# Exercise input
--*--

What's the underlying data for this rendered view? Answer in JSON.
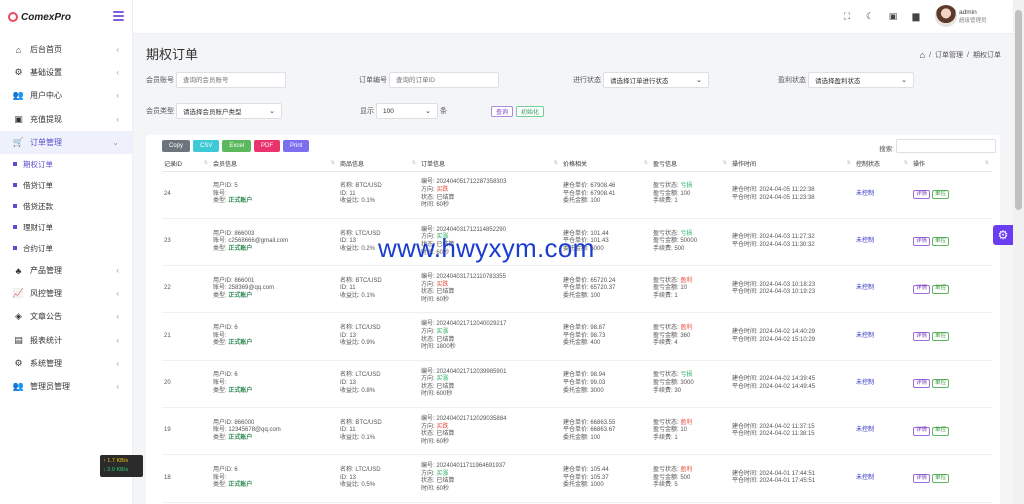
{
  "brand": {
    "name": "ComexPro"
  },
  "sidebar": {
    "items": [
      {
        "label": "后台首页",
        "icon": "home-icon",
        "glyph": "⌂"
      },
      {
        "label": "基础设置",
        "icon": "settings-icon",
        "glyph": "⚙"
      },
      {
        "label": "用户中心",
        "icon": "users-icon",
        "glyph": "👥"
      },
      {
        "label": "充值提现",
        "icon": "money-icon",
        "glyph": "▣"
      },
      {
        "label": "订单管理",
        "icon": "cart-icon",
        "glyph": "🛒"
      }
    ],
    "sub_items": [
      "期权订单",
      "借贷订单",
      "借贷还款",
      "理财订单",
      "合约订单"
    ],
    "items_after": [
      {
        "label": "产品管理",
        "icon": "product-icon",
        "glyph": "♣"
      },
      {
        "label": "风控管理",
        "icon": "chart-icon",
        "glyph": "📈"
      },
      {
        "label": "文章公告",
        "icon": "layers-icon",
        "glyph": "◈"
      },
      {
        "label": "报表统计",
        "icon": "report-icon",
        "glyph": "▤"
      },
      {
        "label": "系统管理",
        "icon": "gear-icon",
        "glyph": "⚙"
      },
      {
        "label": "管理员管理",
        "icon": "admin-icon",
        "glyph": "👥"
      }
    ]
  },
  "net_widget": {
    "up": "↑ 1.7 KB/s",
    "down": "↓ 2.0 KB/s"
  },
  "user": {
    "name": "admin",
    "role": "超级管理员"
  },
  "page": {
    "title": "期权订单",
    "breadcrumb": [
      "订单管理",
      "期权订单"
    ]
  },
  "filters": {
    "member_account_label": "会员账号",
    "member_account_placeholder": "查询的会员账号",
    "order_no_label": "订单编号",
    "order_no_placeholder": "查询的订单ID",
    "order_status_label": "进行状态",
    "order_status_value": "请选择订单进行状态",
    "profit_status_label": "盈利状态",
    "profit_status_value": "请选择盈利状态",
    "member_type_label": "会员类型",
    "member_type_value": "请选择会员账户类型",
    "display_label": "显示",
    "display_value": "100",
    "display_unit": "条",
    "query_button": "查询",
    "reset_button": "初始化"
  },
  "export_buttons": [
    {
      "label": "Copy",
      "color": "#6c757d"
    },
    {
      "label": "CSV",
      "color": "#3ec9d6"
    },
    {
      "label": "Excel",
      "color": "#5cb85c"
    },
    {
      "label": "PDF",
      "color": "#e8336d"
    },
    {
      "label": "Print",
      "color": "#7b6ff0"
    }
  ],
  "search_label": "搜索:",
  "table": {
    "headers": [
      "记录ID",
      "会员信息",
      "商品信息",
      "订单信息",
      "价格相关",
      "盈亏信息",
      "操作时间",
      "控制状态",
      "操作"
    ],
    "label_user_id": "用户ID:",
    "label_account": "账号:",
    "label_type": "类型:",
    "label_name": "名称:",
    "label_pid": "ID:",
    "label_rate": "收益比:",
    "label_no": "编号:",
    "label_dir": "方向:",
    "label_status": "状态:",
    "label_time": "时间:",
    "label_open_price": "建仓单价:",
    "label_close_price": "平仓单价:",
    "label_amount": "委托金额:",
    "label_pl_status": "盈亏状态:",
    "label_pl_amount": "盈亏金额:",
    "label_fee": "手续费:",
    "label_open_time": "建仓时间:",
    "label_close_time": "平仓时间:",
    "btn_detail": "详情",
    "btn_control": "单控",
    "rows": [
      {
        "id": "24",
        "user_id": "5",
        "account": "",
        "type": "正式账户",
        "pname": "BTC/USD",
        "pid": "11",
        "rate": "0.1%",
        "no": "20240405171228735830​3",
        "dir": "买跌",
        "dir_cls": "dir-down",
        "status": "已结算",
        "dur": "60秒",
        "open": "67908.46",
        "close": "67908.41",
        "amount": "100",
        "pl_status": "亏损",
        "pl_cls": "profit",
        "pl": "100",
        "fee": "1",
        "open_time": "2024-04-05 11:22:38",
        "close_time": "2024-04-05 11:23:38",
        "ctrl": "未控制"
      },
      {
        "id": "23",
        "user_id": "866003",
        "account": "c2568666@gmail.com",
        "type": "正式账户",
        "pname": "LTC/USD",
        "pid": "13",
        "rate": "0.2%",
        "no": "202404031712114852290",
        "dir": "买涨",
        "dir_cls": "dir-up",
        "status": "已结算",
        "dur": "60秒",
        "open": "101.44",
        "close": "101.43",
        "amount": "5000",
        "pl_status": "亏损",
        "pl_cls": "profit",
        "pl": "50000",
        "fee": "500",
        "open_time": "2024-04-03 11:27:32",
        "close_time": "2024-04-03 11:30:32",
        "ctrl": "未控制"
      },
      {
        "id": "22",
        "user_id": "866001",
        "account": "258369@qq.com",
        "type": "正式账户",
        "pname": "BTC/USD",
        "pid": "11",
        "rate": "0.1%",
        "no": "202404031712110783355",
        "dir": "买跌",
        "dir_cls": "dir-down",
        "status": "已结算",
        "dur": "60秒",
        "open": "65720.24",
        "close": "65720.37",
        "amount": "100",
        "pl_status": "盈利",
        "pl_cls": "loss",
        "pl": "10",
        "fee": "1",
        "open_time": "2024-04-03 10:18:23",
        "close_time": "2024-04-03 10:19:23",
        "ctrl": "未控制"
      },
      {
        "id": "21",
        "user_id": "6",
        "account": "",
        "type": "正式账户",
        "pname": "LTC/USD",
        "pid": "13",
        "rate": "0.9%",
        "no": "202404021712040029217",
        "dir": "买涨",
        "dir_cls": "dir-up",
        "status": "已结算",
        "dur": "1800秒",
        "open": "98.87",
        "close": "98.73",
        "amount": "400",
        "pl_status": "盈利",
        "pl_cls": "loss",
        "pl": "360",
        "fee": "4",
        "open_time": "2024-04-02 14:40:29",
        "close_time": "2024-04-02 15:10:29",
        "ctrl": "未控制"
      },
      {
        "id": "20",
        "user_id": "6",
        "account": "",
        "type": "正式账户",
        "pname": "LTC/USD",
        "pid": "13",
        "rate": "0.8%",
        "no": "202404021712039985901",
        "dir": "买涨",
        "dir_cls": "dir-up",
        "status": "已结算",
        "dur": "600秒",
        "open": "98.94",
        "close": "99.03",
        "amount": "3000",
        "pl_status": "亏损",
        "pl_cls": "profit",
        "pl": "3000",
        "fee": "30",
        "open_time": "2024-04-02 14:39:45",
        "close_time": "2024-04-02 14:49:45",
        "ctrl": "未控制"
      },
      {
        "id": "19",
        "user_id": "866000",
        "account": "12345678@qq.com",
        "type": "正式账户",
        "pname": "BTC/USD",
        "pid": "11",
        "rate": "0.1%",
        "no": "202404021712029035884",
        "dir": "买跌",
        "dir_cls": "dir-down",
        "status": "已结算",
        "dur": "60秒",
        "open": "66863.55",
        "close": "66863.67",
        "amount": "100",
        "pl_status": "盈利",
        "pl_cls": "loss",
        "pl": "10",
        "fee": "1",
        "open_time": "2024-04-02 11:37:15",
        "close_time": "2024-04-02 11:38:15",
        "ctrl": "未控制"
      },
      {
        "id": "18",
        "user_id": "6",
        "account": "",
        "type": "正式账户",
        "pname": "LTC/USD",
        "pid": "13",
        "rate": "0.5%",
        "no": "202404011711964691937",
        "dir": "买涨",
        "dir_cls": "dir-up",
        "status": "已结算",
        "dur": "60秒",
        "open": "105.44",
        "close": "105.37",
        "amount": "1000",
        "pl_status": "盈利",
        "pl_cls": "loss",
        "pl": "500",
        "fee": "5",
        "open_time": "2024-04-01 17:44:51",
        "close_time": "2024-04-01 17:45:51",
        "ctrl": "未控制"
      }
    ]
  },
  "watermark": "www.hwyxym.com"
}
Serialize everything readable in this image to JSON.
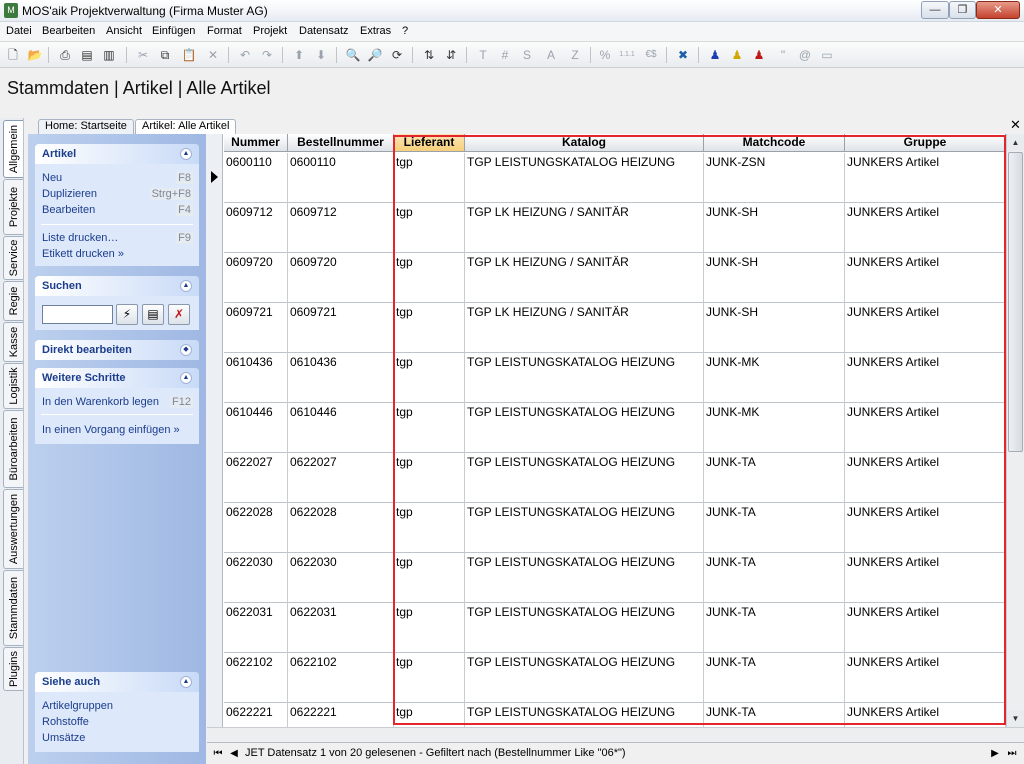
{
  "window": {
    "title": "MOS'aik Projektverwaltung (Firma Muster AG)"
  },
  "menu": [
    "Datei",
    "Bearbeiten",
    "Ansicht",
    "Einfügen",
    "Format",
    "Projekt",
    "Datensatz",
    "Extras",
    "?"
  ],
  "toolbar": {
    "text_buttons": [
      "T",
      "#",
      "S",
      "A",
      "Z",
      "%",
      "1.1.1",
      "€$"
    ]
  },
  "heading": "Stammdaten | Artikel | Alle Artikel",
  "vertical_tabs": [
    "Allgemein",
    "Projekte",
    "Service",
    "Regie",
    "Kasse",
    "Logistik",
    "Büroarbeiten",
    "Auswertungen",
    "Stammdaten",
    "Plugins"
  ],
  "doc_tabs": [
    "Home: Startseite",
    "Artikel: Alle Artikel"
  ],
  "taskpane": {
    "artikel": {
      "title": "Artikel",
      "items": [
        {
          "label": "Neu",
          "key": "F8"
        },
        {
          "label": "Duplizieren",
          "key": "Strg+F8"
        },
        {
          "label": "Bearbeiten",
          "key": "F4"
        },
        {
          "label": "Liste drucken…",
          "key": "F9"
        },
        {
          "label": "Etikett drucken »",
          "key": ""
        }
      ]
    },
    "suchen": {
      "title": "Suchen",
      "value": ""
    },
    "direkt": {
      "title": "Direkt bearbeiten"
    },
    "weitere": {
      "title": "Weitere Schritte",
      "items": [
        {
          "label": "In den Warenkorb legen",
          "key": "F12"
        },
        {
          "label": "In einen Vorgang einfügen »",
          "key": ""
        }
      ]
    },
    "siehe": {
      "title": "Siehe auch",
      "items": [
        "Artikelgruppen",
        "Rohstoffe",
        "Umsätze"
      ]
    }
  },
  "grid": {
    "columns": [
      "Nummer",
      "Bestellnummer",
      "Lieferant",
      "Katalog",
      "Matchcode",
      "Gruppe"
    ],
    "rows": [
      [
        "0600110",
        "0600110",
        "tgp",
        "TGP LEISTUNGSKATALOG  HEIZUNG",
        "JUNK-ZSN",
        "JUNKERS Artikel"
      ],
      [
        "0609712",
        "0609712",
        "tgp",
        "TGP LK  HEIZUNG / SANITÄR",
        "JUNK-SH",
        "JUNKERS Artikel"
      ],
      [
        "0609720",
        "0609720",
        "tgp",
        "TGP LK  HEIZUNG / SANITÄR",
        "JUNK-SH",
        "JUNKERS Artikel"
      ],
      [
        "0609721",
        "0609721",
        "tgp",
        "TGP LK  HEIZUNG / SANITÄR",
        "JUNK-SH",
        "JUNKERS Artikel"
      ],
      [
        "0610436",
        "0610436",
        "tgp",
        "TGP LEISTUNGSKATALOG  HEIZUNG",
        "JUNK-MK",
        "JUNKERS Artikel"
      ],
      [
        "0610446",
        "0610446",
        "tgp",
        "TGP LEISTUNGSKATALOG  HEIZUNG",
        "JUNK-MK",
        "JUNKERS Artikel"
      ],
      [
        "0622027",
        "0622027",
        "tgp",
        "TGP LEISTUNGSKATALOG  HEIZUNG",
        "JUNK-TA",
        "JUNKERS Artikel"
      ],
      [
        "0622028",
        "0622028",
        "tgp",
        "TGP LEISTUNGSKATALOG  HEIZUNG",
        "JUNK-TA",
        "JUNKERS Artikel"
      ],
      [
        "0622030",
        "0622030",
        "tgp",
        "TGP LEISTUNGSKATALOG  HEIZUNG",
        "JUNK-TA",
        "JUNKERS Artikel"
      ],
      [
        "0622031",
        "0622031",
        "tgp",
        "TGP LEISTUNGSKATALOG  HEIZUNG",
        "JUNK-TA",
        "JUNKERS Artikel"
      ],
      [
        "0622102",
        "0622102",
        "tgp",
        "TGP LEISTUNGSKATALOG  HEIZUNG",
        "JUNK-TA",
        "JUNKERS Artikel"
      ],
      [
        "0622221",
        "0622221",
        "tgp",
        "TGP LEISTUNGSKATALOG  HEIZUNG",
        "JUNK-TA",
        "JUNKERS Artikel"
      ]
    ]
  },
  "status": "JET Datensatz 1 von 20 gelesenen - Gefiltert nach (Bestellnummer Like \"06*\")",
  "colors": {
    "highlight": "#e3252c",
    "selected_header": "#f6cf7a",
    "link": "#1b3d8c"
  }
}
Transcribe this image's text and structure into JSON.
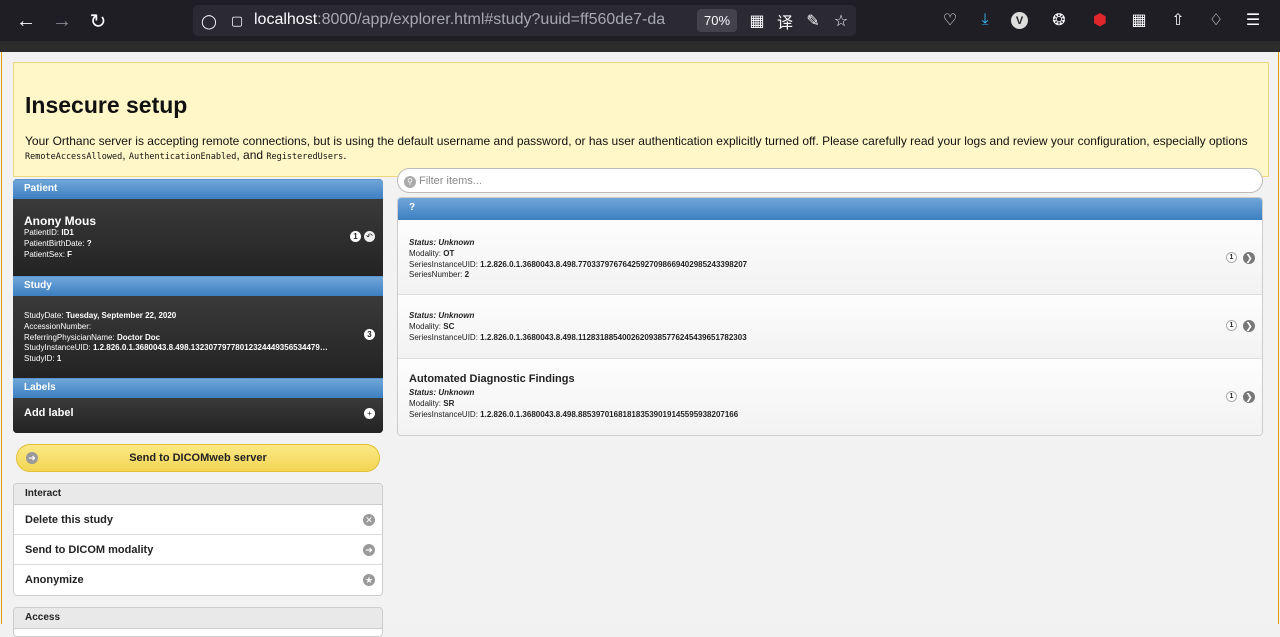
{
  "browser": {
    "url_host": "localhost",
    "url_rest": ":8000/app/explorer.html#study?uuid=ff560de7-da",
    "zoom": "70%"
  },
  "warning": {
    "title": "Insecure setup",
    "text": "Your Orthanc server is accepting remote connections, but is using the default username and password, or has user authentication explicitly turned off. Please carefully read your logs and review your configuration, especially options",
    "opt1": "RemoteAccessAllowed",
    "opt2": "AuthenticationEnabled",
    "and": ", and",
    "opt3": "RegisteredUsers"
  },
  "patient": {
    "header": "Patient",
    "name": "Anony Mous",
    "id_label": "PatientID:",
    "id": "ID1",
    "birth_label": "PatientBirthDate:",
    "birth": "?",
    "sex_label": "PatientSex:",
    "sex": "F",
    "count": "1"
  },
  "study": {
    "header": "Study",
    "date_label": "StudyDate:",
    "date": "Tuesday, September 22, 2020",
    "accession_label": "AccessionNumber:",
    "physician_label": "ReferringPhysicianName:",
    "physician": "Doctor Doc",
    "uid_label": "StudyInstanceUID:",
    "uid": "1.2.826.0.1.3680043.8.498.13230779778012324449356534479…",
    "id_label": "StudyID:",
    "id": "1",
    "count": "3"
  },
  "labels": {
    "header": "Labels",
    "add": "Add label"
  },
  "send_dicomweb": "Send to DICOMweb server",
  "interact": {
    "header": "Interact",
    "items": [
      "Delete this study",
      "Send to DICOM modality",
      "Anonymize"
    ]
  },
  "access": {
    "header": "Access"
  },
  "filter": {
    "placeholder": "Filter items..."
  },
  "series_panel": {
    "header": "?",
    "status_label": "Status:",
    "modality_label": "Modality:",
    "uid_label": "SeriesInstanceUID:",
    "number_label": "SeriesNumber:",
    "items": [
      {
        "title": "",
        "status": "Unknown",
        "modality": "OT",
        "uid": "1.2.826.0.1.3680043.8.498.77033797676425927098669402985243398207",
        "number": "2",
        "count": "1"
      },
      {
        "title": "",
        "status": "Unknown",
        "modality": "SC",
        "uid": "1.2.826.0.1.3680043.8.498.11283188540026209385776245439651782303",
        "number": "",
        "count": "1"
      },
      {
        "title": "Automated Diagnostic Findings",
        "status": "Unknown",
        "modality": "SR",
        "uid": "1.2.826.0.1.3680043.8.498.88539701681818353901914559593820716​6",
        "number": "",
        "count": "1"
      }
    ]
  }
}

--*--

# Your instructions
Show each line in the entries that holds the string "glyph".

# Answer box
        "glyph": "⌂"
        "glyph": "⚙"
        "glyph": "👥"
        "glyph": "▣"
        "glyph": "🛒"
        "glyph": "♣"
        "glyph": "📈"
        "glyph": "◈"
        "glyph": "▤"
        "glyph": "⚙"
        "glyph": "👥"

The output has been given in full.